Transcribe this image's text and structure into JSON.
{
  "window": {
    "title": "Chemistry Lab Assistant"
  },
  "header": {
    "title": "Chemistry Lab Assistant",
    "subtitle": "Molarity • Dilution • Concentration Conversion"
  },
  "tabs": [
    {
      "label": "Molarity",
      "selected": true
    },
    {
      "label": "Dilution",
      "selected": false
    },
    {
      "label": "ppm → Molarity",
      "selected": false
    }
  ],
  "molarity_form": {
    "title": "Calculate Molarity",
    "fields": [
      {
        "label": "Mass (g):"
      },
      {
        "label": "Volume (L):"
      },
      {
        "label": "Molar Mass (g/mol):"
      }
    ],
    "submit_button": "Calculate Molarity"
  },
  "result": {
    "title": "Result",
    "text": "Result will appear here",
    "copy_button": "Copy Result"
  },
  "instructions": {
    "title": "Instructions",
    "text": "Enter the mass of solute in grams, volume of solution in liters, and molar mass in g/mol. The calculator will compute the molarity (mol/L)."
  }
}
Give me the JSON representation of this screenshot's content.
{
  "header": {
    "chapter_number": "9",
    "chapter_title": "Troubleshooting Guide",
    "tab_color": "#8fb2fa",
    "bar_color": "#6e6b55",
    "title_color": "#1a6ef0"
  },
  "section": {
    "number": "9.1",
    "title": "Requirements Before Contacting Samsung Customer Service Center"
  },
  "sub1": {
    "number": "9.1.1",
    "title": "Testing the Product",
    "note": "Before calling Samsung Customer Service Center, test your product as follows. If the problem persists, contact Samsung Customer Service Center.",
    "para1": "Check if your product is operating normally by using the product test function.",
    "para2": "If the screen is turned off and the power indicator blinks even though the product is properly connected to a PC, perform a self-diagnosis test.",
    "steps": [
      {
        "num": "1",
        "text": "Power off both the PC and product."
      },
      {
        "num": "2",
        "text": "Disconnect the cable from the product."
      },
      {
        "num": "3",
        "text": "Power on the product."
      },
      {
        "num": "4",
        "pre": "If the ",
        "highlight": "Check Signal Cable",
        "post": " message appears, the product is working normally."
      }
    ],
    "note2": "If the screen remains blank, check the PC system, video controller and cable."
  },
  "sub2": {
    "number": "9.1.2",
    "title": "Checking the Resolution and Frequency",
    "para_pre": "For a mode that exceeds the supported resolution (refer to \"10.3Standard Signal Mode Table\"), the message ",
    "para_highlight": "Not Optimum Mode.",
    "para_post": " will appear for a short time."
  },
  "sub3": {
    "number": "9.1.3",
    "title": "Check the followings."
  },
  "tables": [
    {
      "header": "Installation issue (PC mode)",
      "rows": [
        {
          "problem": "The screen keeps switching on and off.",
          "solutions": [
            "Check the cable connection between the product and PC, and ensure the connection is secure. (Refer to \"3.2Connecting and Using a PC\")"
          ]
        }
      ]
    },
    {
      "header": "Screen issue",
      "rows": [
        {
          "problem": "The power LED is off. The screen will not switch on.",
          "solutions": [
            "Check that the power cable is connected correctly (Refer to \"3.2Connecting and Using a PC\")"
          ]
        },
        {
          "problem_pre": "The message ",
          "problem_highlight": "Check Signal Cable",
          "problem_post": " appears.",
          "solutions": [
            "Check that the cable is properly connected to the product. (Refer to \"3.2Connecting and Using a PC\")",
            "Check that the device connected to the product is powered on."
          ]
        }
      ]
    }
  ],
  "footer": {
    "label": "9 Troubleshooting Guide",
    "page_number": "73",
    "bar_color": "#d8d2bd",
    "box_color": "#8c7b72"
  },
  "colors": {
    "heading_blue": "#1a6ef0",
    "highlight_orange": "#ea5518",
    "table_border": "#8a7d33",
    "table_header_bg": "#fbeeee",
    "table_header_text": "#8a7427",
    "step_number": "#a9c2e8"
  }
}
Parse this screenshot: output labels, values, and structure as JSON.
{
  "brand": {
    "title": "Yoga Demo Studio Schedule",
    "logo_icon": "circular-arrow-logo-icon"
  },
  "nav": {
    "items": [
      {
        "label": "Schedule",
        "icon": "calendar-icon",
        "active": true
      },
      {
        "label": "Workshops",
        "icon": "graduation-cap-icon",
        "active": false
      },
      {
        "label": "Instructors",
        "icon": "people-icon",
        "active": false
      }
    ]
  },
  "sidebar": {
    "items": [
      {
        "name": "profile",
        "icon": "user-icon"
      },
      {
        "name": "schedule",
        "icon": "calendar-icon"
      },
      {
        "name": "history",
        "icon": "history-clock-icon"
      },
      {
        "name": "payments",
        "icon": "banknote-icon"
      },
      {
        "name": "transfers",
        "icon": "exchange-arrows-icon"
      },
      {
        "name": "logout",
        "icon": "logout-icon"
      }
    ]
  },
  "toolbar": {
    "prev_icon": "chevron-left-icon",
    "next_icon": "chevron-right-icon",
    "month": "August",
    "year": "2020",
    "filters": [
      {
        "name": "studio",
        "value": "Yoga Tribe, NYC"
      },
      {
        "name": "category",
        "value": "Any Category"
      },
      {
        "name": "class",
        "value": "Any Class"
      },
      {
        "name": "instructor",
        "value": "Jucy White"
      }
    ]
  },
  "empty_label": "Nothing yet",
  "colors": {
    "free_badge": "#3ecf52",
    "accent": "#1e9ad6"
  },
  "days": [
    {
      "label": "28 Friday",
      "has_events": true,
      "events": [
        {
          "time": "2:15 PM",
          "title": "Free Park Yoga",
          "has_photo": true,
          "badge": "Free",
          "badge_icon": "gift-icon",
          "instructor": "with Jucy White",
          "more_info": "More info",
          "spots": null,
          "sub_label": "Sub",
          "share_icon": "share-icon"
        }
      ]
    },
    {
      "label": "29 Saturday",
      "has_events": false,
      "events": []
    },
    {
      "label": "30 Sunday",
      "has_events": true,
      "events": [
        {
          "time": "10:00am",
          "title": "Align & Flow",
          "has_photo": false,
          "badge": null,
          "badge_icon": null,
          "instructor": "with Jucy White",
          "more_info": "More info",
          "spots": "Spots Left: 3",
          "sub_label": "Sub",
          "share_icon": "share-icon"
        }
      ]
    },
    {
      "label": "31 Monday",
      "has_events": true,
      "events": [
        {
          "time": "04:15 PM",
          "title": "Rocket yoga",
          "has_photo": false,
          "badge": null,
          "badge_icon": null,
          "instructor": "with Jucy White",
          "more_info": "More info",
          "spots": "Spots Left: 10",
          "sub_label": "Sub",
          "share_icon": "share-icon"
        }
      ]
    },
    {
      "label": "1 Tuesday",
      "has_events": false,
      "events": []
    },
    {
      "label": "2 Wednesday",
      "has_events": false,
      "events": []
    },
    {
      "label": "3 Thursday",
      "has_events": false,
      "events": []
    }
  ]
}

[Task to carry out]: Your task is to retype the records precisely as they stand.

[Exercise solution]:
Transcribe this image's text and structure into JSON.
{
  "window": {
    "title": "Chemistry Lab Assistant"
  },
  "header": {
    "title": "Chemistry Lab Assistant",
    "subtitle": "Molarity • Dilution • Concentration Conversion"
  },
  "tabs": [
    {
      "label": "Molarity",
      "selected": true
    },
    {
      "label": "Dilution",
      "selected": false
    },
    {
      "label": "ppm → Molarity",
      "selected": false
    }
  ],
  "molarity_form": {
    "title": "Calculate Molarity",
    "fields": [
      {
        "label": "Mass (g):"
      },
      {
        "label": "Volume (L):"
      },
      {
        "label": "Molar Mass (g/mol):"
      }
    ],
    "submit_button": "Calculate Molarity"
  },
  "result": {
    "title": "Result",
    "text": "Result will appear here",
    "copy_button": "Copy Result"
  },
  "instructions": {
    "title": "Instructions",
    "text": "Enter the mass of solute in grams, volume of solution in liters, and molar mass in g/mol. The calculator will compute the molarity (mol/L)."
  }
}
Give me the JSON representation of this screenshot's content.
{
  "header": {
    "chapter_number": "9",
    "chapter_title": "Troubleshooting Guide",
    "tab_color": "#8fb2fa",
    "bar_color": "#6e6b55",
    "title_color": "#1a6ef0"
  },
  "section": {
    "number": "9.1",
    "title": "Requirements Before Contacting Samsung Customer Service Center"
  },
  "sub1": {
    "number": "9.1.1",
    "title": "Testing the Product",
    "note": "Before calling Samsung Customer Service Center, test your product as follows. If the problem persists, contact Samsung Customer Service Center.",
    "para1": "Check if your product is operating normally by using the product test function.",
    "para2": "If the screen is turned off and the power indicator blinks even though the product is properly connected to a PC, perform a self-diagnosis test.",
    "steps": [
      {
        "num": "1",
        "text": "Power off both the PC and product."
      },
      {
        "num": "2",
        "text": "Disconnect the cable from the product."
      },
      {
        "num": "3",
        "text": "Power on the product."
      },
      {
        "num": "4",
        "pre": "If the ",
        "highlight": "Check Signal Cable",
        "post": " message appears, the product is working normally."
      }
    ],
    "note2": "If the screen remains blank, check the PC system, video controller and cable."
  },
  "sub2": {
    "number": "9.1.2",
    "title": "Checking the Resolution and Frequency",
    "para_pre": "For a mode that exceeds the supported resolution (refer to \"10.3Standard Signal Mode Table\"), the message ",
    "para_highlight": "Not Optimum Mode.",
    "para_post": " will appear for a short time."
  },
  "sub3": {
    "number": "9.1.3",
    "title": "Check the followings."
  },
  "tables": [
    {
      "header": "Installation issue (PC mode)",
      "rows": [
        {
          "problem": "The screen keeps switching on and off.",
          "solutions": [
            "Check the cable connection between the product and PC, and ensure the connection is secure. (Refer to \"3.2Connecting and Using a PC\")"
          ]
        }
      ]
    },
    {
      "header": "Screen issue",
      "rows": [
        {
          "problem": "The power LED is off. The screen will not switch on.",
          "solutions": [
            "Check that the power cable is connected correctly (Refer to \"3.2Connecting and Using a PC\")"
          ]
        },
        {
          "problem_pre": "The message ",
          "problem_highlight": "Check Signal Cable",
          "problem_post": " appears.",
          "solutions": [
            "Check that the cable is properly connected to the product. (Refer to \"3.2Connecting and Using a PC\")",
            "Check that the device connected to the product is powered on."
          ]
        }
      ]
    }
  ],
  "footer": {
    "label": "9 Troubleshooting Guide",
    "page_number": "73",
    "bar_color": "#d8d2bd",
    "box_color": "#8c7b72"
  },
  "colors": {
    "heading_blue": "#1a6ef0",
    "highlight_orange": "#ea5518",
    "table_border": "#8a7d33",
    "table_header_bg": "#fbeeee",
    "table_header_text": "#8a7427",
    "step_number": "#a9c2e8"
  }
}
Parse this screenshot: output labels, values, and structure as JSON.
{
  "brand": {
    "title": "Yoga Demo Studio Schedule",
    "logo_icon": "circular-arrow-logo-icon"
  },
  "nav": {
    "items": [
      {
        "label": "Schedule",
        "icon": "calendar-icon",
        "active": true
      },
      {
        "label": "Workshops",
        "icon": "graduation-cap-icon",
        "active": false
      },
      {
        "label": "Instructors",
        "icon": "people-icon",
        "active": false
      }
    ]
  },
  "sidebar": {
    "items": [
      {
        "name": "profile",
        "icon": "user-icon"
      },
      {
        "name": "schedule",
        "icon": "calendar-icon"
      },
      {
        "name": "history",
        "icon": "history-clock-icon"
      },
      {
        "name": "payments",
        "icon": "banknote-icon"
      },
      {
        "name": "transfers",
        "icon": "exchange-arrows-icon"
      },
      {
        "name": "logout",
        "icon": "logout-icon"
      }
    ]
  },
  "toolbar": {
    "prev_icon": "chevron-left-icon",
    "next_icon": "chevron-right-icon",
    "month": "August",
    "year": "2020",
    "filters": [
      {
        "name": "studio",
        "value": "Yoga Tribe, NYC"
      },
      {
        "name": "category",
        "value": "Any Category"
      },
      {
        "name": "class",
        "value": "Any Class"
      },
      {
        "name": "instructor",
        "value": "Jucy White"
      }
    ]
  },
  "empty_label": "Nothing yet",
  "colors": {
    "free_badge": "#3ecf52",
    "accent": "#1e9ad6"
  },
  "days": [
    {
      "label": "28 Friday",
      "has_events": true,
      "events": [
        {
          "time": "2:15 PM",
          "title": "Free Park Yoga",
          "has_photo": true,
          "badge": "Free",
          "badge_icon": "gift-icon",
          "instructor": "with Jucy White",
          "more_info": "More info",
          "spots": null,
          "sub_label": "Sub",
          "share_icon": "share-icon"
        }
      ]
    },
    {
      "label": "29 Saturday",
      "has_events": false,
      "events": []
    },
    {
      "label": "30 Sunday",
      "has_events": true,
      "events": [
        {
          "time": "10:00am",
          "title": "Align & Flow",
          "has_photo": false,
          "badge": null,
          "badge_icon": null,
          "instructor": "with Jucy White",
          "more_info": "More info",
          "spots": "Spots Left: 3",
          "sub_label": "Sub",
          "share_icon": "share-icon"
        }
      ]
    },
    {
      "label": "31 Monday",
      "has_events": true,
      "events": [
        {
          "time": "04:15 PM",
          "title": "Rocket yoga",
          "has_photo": false,
          "badge": null,
          "badge_icon": null,
          "instructor": "with Jucy White",
          "more_info": "More info",
          "spots": "Spots Left: 10",
          "sub_label": "Sub",
          "share_icon": "share-icon"
        }
      ]
    },
    {
      "label": "1 Tuesday",
      "has_events": false,
      "events": []
    },
    {
      "label": "2 Wednesday",
      "has_events": false,
      "events": []
    },
    {
      "label": "3 Thursday",
      "has_events": false,
      "events": []
    }
  ]
}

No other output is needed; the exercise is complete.